WHO SAYS? A thorough, illuminating, and entertaining guide to crafting point of view, a fiction writer’s most essential choice.

Lisa Zeidner’s Who Says? is as captivating as it is instructive, an enormously useful craft book that is also, miraculously, a page-turner. Witnessing how Zeidner constructs her own erudite and hilarious point of view is a class in itself. An essential resource for teachers and students, writers and readers.
Karen Russell, author of Orange World and Other Stories

Zeidner’s book is a joy. Usually books that claim to be about the craft of fiction leave my mouth, eyes and my room full of dust, but this work is actually fun. It’s also full of erudition, wit and insight. And it is wonderfully accessible, a helpful text for any writer at any stage of her/his career.
Percival Everett, author of Telephone

Lisa Zeidner’s terrific book on point of view is lively and insightful, an indispensable guide for writers of all levels.  No small part of the pleasure of reading it is the way she makes you think anew of many of your favorite novels and stories. Highly recommended.
Ann Packer, author of The Children’s Crusade

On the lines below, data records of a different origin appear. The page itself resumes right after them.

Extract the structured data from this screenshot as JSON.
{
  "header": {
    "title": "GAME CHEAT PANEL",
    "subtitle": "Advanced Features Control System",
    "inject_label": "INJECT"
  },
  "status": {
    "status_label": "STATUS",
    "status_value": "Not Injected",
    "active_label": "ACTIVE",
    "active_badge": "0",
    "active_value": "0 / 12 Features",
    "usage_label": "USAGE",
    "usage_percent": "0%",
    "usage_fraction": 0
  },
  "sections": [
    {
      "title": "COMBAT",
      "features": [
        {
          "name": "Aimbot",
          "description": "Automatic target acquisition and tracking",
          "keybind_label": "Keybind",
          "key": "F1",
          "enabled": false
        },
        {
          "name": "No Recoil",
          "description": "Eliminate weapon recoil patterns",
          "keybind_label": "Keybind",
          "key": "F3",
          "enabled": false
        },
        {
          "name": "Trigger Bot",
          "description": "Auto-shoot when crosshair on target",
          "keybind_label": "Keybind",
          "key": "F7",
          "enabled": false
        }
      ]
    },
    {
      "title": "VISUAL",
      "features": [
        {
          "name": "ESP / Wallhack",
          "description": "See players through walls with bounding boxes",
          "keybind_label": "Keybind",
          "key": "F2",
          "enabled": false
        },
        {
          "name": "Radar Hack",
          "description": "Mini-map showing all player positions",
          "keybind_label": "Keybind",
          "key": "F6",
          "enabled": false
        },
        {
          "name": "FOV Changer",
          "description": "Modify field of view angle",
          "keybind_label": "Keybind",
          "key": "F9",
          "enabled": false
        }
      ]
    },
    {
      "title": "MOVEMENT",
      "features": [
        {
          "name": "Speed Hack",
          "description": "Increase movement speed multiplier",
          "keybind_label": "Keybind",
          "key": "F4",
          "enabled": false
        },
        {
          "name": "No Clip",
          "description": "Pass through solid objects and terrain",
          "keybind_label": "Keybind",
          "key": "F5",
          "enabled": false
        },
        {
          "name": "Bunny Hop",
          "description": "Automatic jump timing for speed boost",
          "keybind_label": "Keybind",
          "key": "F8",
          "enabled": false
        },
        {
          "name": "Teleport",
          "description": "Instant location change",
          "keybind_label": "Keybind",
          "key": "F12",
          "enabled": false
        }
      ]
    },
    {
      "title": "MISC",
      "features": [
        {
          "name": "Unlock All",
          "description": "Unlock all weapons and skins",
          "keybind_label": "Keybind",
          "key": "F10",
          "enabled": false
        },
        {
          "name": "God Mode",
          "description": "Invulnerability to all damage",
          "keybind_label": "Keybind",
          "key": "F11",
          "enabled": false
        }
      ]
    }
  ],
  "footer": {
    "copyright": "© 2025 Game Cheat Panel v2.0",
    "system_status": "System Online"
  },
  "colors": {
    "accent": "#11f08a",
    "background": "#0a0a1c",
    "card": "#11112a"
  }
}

As a novice teacher thirty-something years ago, I realized that the biggest obstacle for most beginning writers was complete ignorance of how to manage point of view in fiction. I’ve been teaching to that insight ever since, which means that I agree with Lisa Zeidner! Not only on the importance of the topic but also on the key points she makes about it in Who Says?. To have such a well-organized manual on point of view is a tremendous asset, especially with the thousands of examples found here, deployed from Zeidner’s almost intimidating erudition, but softened by her customarily light and witty touch.
Madison Smartt Bell, author of The Color of Night

In witty accessible prose, drawing on examples from a vivid universe of fiction, Lisa Zeidner breaks down the science of perspective in fiction writing. This volume articulates with stunning clarity so much of what we feel when we read but struggle to explain, offering gems for the author attempting to gain a reader’s interest and trust. Writers, students, lay readers and scholars of fiction will come away from Who Says with a greater understanding of how to write all of the selves: them, ours and maybe even yours.
Asali Solomon, author of Disgruntled

While point of view is the primary subject here, Who Says? is anything but narrow in scope. This capacious volume spins tales about tales themselves, drawing us into the heart of storytelling in ways that feel rich and whole, providing along-the-way insights into language, character, voice, and structure. It’s a great pleasure to read, and at its core inspirational—useful for new writers and writers made new by their latest project, too.
Aurelie Sheehan, author of Once into the Night